--- Problem to solve ---
Count every line of the data that includes "emit". State only the number.

(App and web page records)
►

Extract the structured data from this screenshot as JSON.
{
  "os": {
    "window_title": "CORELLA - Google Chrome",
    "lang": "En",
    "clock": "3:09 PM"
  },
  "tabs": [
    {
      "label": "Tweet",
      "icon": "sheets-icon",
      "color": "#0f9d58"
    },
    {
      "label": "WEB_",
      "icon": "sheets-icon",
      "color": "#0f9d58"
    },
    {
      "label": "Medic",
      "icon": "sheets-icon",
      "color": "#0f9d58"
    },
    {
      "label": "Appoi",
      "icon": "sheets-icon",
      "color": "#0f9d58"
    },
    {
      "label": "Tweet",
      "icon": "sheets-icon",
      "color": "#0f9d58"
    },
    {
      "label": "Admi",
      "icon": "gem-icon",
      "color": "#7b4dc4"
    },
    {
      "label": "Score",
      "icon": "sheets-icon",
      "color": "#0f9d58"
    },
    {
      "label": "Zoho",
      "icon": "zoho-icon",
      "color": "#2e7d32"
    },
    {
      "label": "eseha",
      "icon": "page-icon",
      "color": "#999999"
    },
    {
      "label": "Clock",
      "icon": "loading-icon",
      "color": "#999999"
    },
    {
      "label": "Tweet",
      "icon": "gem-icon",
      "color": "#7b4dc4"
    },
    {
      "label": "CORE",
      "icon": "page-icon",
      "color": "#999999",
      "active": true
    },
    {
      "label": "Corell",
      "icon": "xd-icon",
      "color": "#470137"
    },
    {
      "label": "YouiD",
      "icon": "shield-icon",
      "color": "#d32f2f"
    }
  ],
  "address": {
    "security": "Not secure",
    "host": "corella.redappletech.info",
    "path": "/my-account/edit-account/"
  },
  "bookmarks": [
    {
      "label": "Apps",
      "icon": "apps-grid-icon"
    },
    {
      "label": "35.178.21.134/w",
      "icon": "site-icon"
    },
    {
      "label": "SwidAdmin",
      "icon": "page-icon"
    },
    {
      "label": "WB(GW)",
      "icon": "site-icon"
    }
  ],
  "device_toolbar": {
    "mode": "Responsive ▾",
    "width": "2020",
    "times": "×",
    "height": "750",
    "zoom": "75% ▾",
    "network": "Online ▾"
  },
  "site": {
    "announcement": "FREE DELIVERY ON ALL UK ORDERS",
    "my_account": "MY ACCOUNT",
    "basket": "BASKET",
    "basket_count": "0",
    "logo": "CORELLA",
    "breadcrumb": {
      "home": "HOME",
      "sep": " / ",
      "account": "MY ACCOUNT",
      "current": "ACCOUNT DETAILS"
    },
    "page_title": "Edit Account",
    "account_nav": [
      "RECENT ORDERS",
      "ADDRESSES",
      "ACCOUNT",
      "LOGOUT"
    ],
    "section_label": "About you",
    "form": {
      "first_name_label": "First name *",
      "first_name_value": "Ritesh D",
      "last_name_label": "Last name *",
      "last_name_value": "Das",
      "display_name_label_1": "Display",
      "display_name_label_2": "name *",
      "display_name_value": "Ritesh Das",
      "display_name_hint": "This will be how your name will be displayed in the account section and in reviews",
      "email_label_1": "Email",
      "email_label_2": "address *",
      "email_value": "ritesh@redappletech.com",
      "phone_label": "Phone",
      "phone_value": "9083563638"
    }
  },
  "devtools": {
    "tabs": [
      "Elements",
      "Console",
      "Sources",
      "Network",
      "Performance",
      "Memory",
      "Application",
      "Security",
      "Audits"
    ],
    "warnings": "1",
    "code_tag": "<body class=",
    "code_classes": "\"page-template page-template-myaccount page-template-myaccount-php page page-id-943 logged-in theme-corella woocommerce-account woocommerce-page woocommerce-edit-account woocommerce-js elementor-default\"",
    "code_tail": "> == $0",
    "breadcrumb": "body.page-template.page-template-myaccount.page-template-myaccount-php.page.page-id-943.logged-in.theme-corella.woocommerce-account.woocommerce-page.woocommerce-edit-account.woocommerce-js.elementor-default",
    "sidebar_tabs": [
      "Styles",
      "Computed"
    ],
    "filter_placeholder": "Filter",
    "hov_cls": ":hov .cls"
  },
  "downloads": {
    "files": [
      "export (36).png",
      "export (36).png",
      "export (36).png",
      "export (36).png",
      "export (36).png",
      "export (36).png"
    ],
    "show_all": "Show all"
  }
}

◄
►

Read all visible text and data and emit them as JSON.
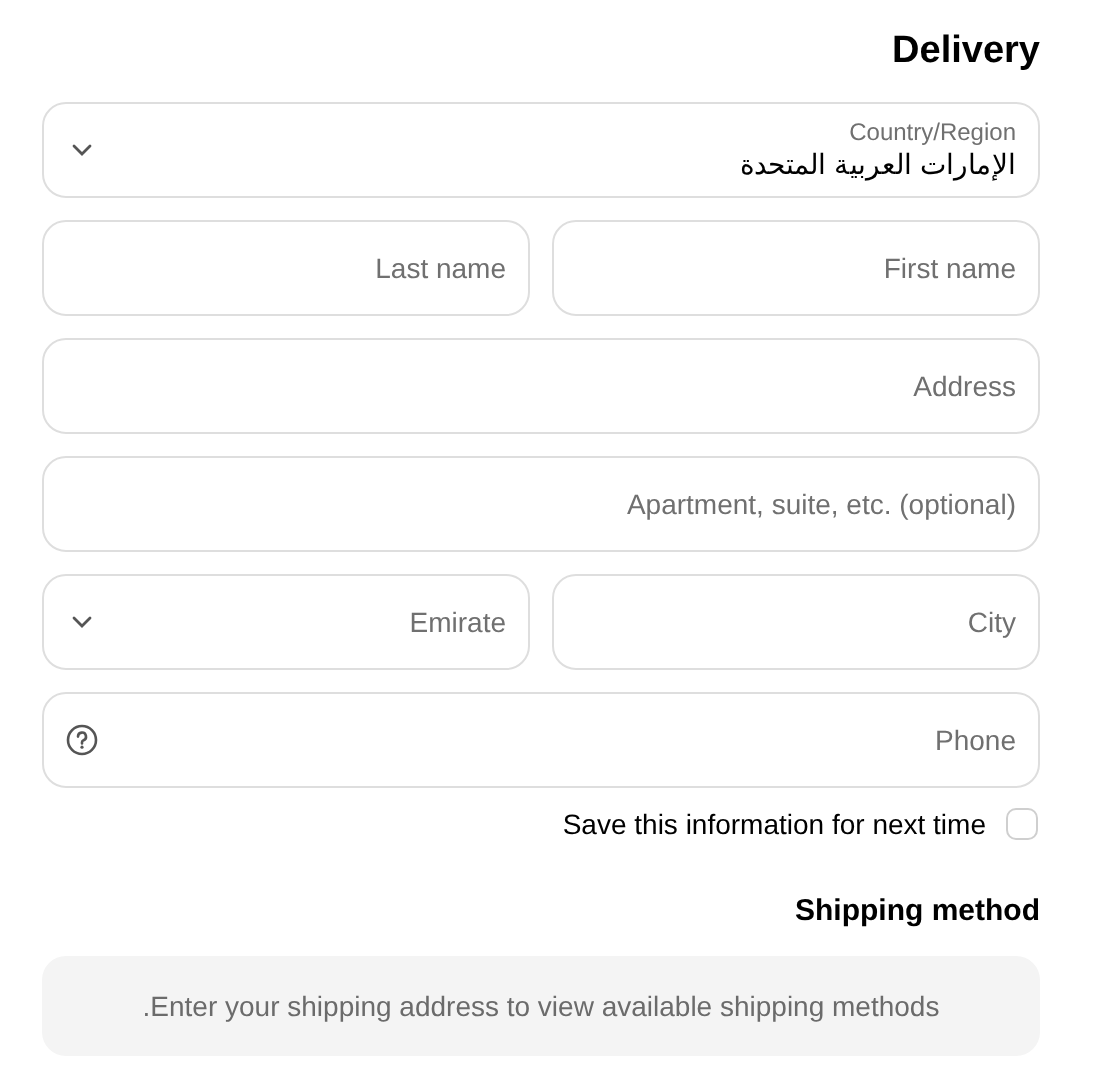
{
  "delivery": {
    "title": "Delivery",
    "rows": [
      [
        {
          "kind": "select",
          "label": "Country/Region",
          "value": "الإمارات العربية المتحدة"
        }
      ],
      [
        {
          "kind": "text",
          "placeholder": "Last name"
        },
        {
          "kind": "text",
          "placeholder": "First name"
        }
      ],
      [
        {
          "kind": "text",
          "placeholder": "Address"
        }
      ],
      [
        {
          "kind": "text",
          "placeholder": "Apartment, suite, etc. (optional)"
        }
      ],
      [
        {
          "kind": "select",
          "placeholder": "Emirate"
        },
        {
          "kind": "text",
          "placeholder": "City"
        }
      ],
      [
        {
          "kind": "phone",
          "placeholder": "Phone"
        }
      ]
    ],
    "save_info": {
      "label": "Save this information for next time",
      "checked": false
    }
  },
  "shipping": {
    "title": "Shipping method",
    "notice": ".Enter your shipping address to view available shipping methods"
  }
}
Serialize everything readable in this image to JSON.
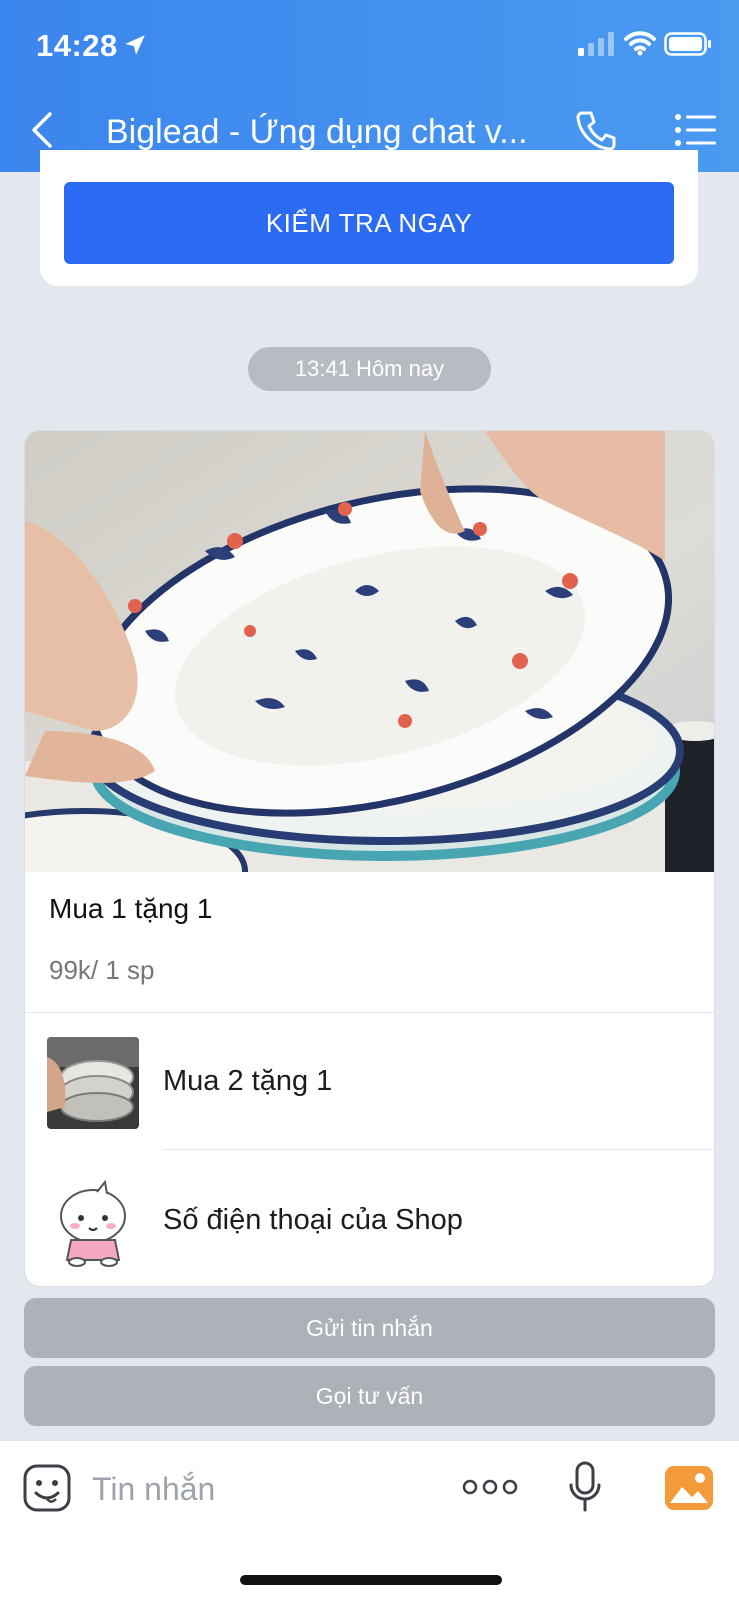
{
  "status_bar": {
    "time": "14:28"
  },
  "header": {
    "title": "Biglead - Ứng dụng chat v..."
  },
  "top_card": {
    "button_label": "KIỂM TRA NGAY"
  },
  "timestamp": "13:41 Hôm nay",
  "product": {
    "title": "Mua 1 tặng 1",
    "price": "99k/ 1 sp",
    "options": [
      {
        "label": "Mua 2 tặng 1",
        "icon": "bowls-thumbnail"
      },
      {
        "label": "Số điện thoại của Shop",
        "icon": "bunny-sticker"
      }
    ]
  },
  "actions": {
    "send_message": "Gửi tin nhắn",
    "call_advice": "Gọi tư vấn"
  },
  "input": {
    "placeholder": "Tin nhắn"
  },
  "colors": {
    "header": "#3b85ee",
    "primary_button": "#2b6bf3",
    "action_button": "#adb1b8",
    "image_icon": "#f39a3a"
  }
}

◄
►

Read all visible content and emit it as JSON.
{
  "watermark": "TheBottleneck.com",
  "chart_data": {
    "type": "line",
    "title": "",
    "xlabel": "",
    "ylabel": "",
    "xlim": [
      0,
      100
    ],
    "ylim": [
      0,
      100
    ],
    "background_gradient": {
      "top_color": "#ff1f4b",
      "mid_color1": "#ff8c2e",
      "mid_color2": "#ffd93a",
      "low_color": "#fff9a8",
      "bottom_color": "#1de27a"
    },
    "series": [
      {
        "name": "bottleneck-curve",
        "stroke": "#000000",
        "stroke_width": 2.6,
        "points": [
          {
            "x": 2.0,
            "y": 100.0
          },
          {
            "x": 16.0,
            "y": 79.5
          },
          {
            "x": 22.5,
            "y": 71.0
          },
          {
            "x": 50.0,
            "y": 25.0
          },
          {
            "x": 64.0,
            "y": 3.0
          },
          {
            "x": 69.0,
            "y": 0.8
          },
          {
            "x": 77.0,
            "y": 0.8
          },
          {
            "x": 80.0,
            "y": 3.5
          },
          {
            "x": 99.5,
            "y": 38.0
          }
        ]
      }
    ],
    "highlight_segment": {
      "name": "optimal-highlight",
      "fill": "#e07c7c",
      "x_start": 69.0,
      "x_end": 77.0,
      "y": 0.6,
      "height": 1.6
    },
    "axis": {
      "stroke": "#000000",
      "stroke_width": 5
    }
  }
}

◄

--- Solved exercise ---
2